Not Just an Icon –
She’s a Lady
"She’s bigger than a single individual—she’s the trademark of filmmaking quality."
1924 - 1927
In one incarnation or another, the Columbia Lady has preceded Columbia Pictures films since the studio began making movies in 1924. But who is she? Every few years there’s another story about who inspired the signature icon of Columbia Pictures.
1928 - 1935
People magazine claimed that it knows, Bette Davis’ autobiography speculates about the source, and an actress claimed in a Midwestern newspaper that she’s the real Lady. Could one of them be right? Just who is the Columbia Lady?
1936 - 1937
There’s really only one place to find the answer, from Jared Jussim, former EVP, Intellectual Property Department and Deputy General Counsel of Sony Pictures. During his tenure at Sony Pictures, it was his job to protect her image from being sullied at home and abroad.
Jussim immediately puts the rumors to rest. “She’s a composite,” he says, going on to explain that while the image retains the consistency necessary to sustain it as a trademark, her appearance has varied slightly through the years.
1982 - 1991
Jussim explained that while in the early days the Columbia Lady wore an American flag as a drape, the U.S. passed a law that made the wearing of the flag as clothing illegal. The Columbia Lady obliged and changed her shawl to blue.
1992 - Present

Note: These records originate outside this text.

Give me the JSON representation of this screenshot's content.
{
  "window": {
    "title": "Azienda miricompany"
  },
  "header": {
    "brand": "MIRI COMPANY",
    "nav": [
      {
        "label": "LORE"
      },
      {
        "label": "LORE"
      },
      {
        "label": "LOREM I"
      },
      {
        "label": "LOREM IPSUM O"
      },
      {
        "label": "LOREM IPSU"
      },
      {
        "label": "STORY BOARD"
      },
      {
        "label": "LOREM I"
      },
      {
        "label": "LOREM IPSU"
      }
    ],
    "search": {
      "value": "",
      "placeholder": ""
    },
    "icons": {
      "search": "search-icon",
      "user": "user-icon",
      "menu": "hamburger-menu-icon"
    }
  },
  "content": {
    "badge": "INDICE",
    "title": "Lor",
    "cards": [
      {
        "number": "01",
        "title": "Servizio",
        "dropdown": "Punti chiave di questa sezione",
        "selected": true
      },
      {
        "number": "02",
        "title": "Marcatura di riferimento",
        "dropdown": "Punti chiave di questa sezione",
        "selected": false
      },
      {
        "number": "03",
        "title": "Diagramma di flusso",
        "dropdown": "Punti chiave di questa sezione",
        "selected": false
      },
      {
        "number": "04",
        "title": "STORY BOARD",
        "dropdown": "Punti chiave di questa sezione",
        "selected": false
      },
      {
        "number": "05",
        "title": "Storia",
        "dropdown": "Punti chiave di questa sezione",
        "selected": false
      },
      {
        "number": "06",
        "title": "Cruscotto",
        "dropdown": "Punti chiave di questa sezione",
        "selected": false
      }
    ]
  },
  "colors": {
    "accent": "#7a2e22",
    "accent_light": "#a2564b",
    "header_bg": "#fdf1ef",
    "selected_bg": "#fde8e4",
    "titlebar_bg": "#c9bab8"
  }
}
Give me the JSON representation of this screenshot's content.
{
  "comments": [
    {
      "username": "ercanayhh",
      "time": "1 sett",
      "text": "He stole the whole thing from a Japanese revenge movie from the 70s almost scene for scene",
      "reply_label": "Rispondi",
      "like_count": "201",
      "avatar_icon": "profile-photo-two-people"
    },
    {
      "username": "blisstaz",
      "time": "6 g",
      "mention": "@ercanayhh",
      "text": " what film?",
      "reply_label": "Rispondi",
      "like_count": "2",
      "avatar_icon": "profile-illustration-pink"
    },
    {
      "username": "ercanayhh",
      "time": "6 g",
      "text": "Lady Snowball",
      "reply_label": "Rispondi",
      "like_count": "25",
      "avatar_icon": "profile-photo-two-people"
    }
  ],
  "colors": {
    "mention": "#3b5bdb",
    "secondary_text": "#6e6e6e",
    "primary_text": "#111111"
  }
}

Going forward, her looks may change slightly with the times, but she’ll always be an icon. She’s bigger than a single individual – she’s the trademark of filmmaking quality.